→ **ASSIGNMENT**
Filter this data down to the lines that hold "منتظر", and copy them.

━━━ STORED DATA ━━━

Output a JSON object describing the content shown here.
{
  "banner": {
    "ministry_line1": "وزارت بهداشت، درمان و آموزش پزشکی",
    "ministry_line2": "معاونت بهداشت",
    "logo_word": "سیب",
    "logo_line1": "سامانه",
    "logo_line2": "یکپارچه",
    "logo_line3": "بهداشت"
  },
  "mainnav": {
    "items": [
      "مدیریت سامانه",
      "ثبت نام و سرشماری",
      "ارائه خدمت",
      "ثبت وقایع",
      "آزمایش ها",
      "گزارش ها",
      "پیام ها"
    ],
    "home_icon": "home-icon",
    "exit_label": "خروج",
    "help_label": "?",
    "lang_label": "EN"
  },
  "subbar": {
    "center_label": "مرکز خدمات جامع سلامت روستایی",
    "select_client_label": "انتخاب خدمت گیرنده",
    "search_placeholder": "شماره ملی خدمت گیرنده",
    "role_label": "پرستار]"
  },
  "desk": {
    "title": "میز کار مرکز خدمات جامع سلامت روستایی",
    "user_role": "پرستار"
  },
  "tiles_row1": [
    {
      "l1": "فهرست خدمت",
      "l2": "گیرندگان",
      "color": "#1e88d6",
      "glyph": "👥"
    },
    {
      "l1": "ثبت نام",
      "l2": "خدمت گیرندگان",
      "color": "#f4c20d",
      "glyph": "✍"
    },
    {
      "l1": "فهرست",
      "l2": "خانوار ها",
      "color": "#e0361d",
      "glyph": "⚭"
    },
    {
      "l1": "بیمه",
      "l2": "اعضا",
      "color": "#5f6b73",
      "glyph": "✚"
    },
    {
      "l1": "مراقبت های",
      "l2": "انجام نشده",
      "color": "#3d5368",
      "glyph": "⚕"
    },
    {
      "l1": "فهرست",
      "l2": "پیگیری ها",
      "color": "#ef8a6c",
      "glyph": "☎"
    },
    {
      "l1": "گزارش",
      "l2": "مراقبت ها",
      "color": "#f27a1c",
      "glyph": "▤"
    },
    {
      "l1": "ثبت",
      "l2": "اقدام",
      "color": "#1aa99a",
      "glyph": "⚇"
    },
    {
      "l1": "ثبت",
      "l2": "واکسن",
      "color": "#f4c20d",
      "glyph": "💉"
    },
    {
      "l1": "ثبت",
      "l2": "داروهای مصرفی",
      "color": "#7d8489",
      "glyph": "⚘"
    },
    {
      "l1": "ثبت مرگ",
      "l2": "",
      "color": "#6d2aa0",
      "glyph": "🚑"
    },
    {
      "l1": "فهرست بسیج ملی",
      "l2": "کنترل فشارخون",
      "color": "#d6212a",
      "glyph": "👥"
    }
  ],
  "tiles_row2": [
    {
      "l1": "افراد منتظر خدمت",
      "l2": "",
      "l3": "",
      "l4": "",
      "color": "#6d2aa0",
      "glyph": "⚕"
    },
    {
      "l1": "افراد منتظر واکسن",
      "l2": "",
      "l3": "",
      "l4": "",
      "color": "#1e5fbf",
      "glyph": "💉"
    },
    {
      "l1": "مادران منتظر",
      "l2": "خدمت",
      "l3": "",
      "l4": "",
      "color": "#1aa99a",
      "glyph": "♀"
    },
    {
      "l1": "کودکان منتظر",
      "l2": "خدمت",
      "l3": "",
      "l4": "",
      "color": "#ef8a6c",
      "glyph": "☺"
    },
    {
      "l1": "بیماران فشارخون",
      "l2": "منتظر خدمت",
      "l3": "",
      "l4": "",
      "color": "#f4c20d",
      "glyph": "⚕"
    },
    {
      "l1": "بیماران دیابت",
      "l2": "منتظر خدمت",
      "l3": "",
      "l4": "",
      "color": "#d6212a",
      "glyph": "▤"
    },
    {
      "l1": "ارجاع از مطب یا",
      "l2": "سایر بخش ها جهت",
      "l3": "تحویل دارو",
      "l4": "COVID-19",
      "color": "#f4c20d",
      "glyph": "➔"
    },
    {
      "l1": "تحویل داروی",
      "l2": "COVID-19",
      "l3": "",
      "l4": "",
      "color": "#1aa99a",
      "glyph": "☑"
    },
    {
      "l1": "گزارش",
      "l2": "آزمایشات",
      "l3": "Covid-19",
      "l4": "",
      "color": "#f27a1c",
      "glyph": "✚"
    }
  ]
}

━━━
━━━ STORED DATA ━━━

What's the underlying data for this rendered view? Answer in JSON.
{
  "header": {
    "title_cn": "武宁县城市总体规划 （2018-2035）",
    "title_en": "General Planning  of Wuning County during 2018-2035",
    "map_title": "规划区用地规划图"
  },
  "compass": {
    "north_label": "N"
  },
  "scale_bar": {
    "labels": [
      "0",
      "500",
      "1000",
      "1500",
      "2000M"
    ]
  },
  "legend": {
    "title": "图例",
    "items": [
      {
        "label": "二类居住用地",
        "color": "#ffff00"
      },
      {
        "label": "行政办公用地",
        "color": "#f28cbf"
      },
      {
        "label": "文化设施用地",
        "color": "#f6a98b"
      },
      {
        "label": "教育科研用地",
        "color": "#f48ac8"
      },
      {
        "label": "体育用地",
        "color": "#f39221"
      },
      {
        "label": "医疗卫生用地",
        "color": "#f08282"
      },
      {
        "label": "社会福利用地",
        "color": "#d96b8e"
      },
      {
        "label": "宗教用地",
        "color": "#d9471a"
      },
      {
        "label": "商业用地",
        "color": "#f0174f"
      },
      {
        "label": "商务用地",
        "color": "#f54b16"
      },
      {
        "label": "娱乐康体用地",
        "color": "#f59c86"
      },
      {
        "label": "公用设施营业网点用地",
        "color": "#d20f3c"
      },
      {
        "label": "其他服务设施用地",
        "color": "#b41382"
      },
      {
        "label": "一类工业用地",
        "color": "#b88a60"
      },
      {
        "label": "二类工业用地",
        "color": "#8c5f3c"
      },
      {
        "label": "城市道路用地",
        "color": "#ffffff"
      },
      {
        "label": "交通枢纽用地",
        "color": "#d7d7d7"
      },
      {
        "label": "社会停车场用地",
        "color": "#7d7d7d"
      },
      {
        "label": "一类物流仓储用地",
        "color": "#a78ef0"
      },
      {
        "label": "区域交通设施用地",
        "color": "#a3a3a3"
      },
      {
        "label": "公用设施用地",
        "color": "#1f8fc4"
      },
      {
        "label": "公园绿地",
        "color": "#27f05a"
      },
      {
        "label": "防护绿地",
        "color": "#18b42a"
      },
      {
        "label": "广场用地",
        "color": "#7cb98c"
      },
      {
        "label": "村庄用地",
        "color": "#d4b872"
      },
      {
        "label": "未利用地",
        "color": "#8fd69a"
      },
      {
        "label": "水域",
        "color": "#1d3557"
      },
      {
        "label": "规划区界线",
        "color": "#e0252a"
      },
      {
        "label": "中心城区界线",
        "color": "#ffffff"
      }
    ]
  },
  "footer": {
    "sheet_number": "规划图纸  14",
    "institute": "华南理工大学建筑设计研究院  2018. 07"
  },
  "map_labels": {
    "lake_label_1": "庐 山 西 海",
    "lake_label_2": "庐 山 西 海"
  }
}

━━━

→ **RESULT BELOW**
      "l1": "افراد منتظر خدمت",
      "l1": "افراد منتظر واکسن",
      "l1": "مادران منتظر",
      "l1": "کودکان منتظر",
      "l2": "منتظر خدمت",
      "l2": "منتظر خدمت",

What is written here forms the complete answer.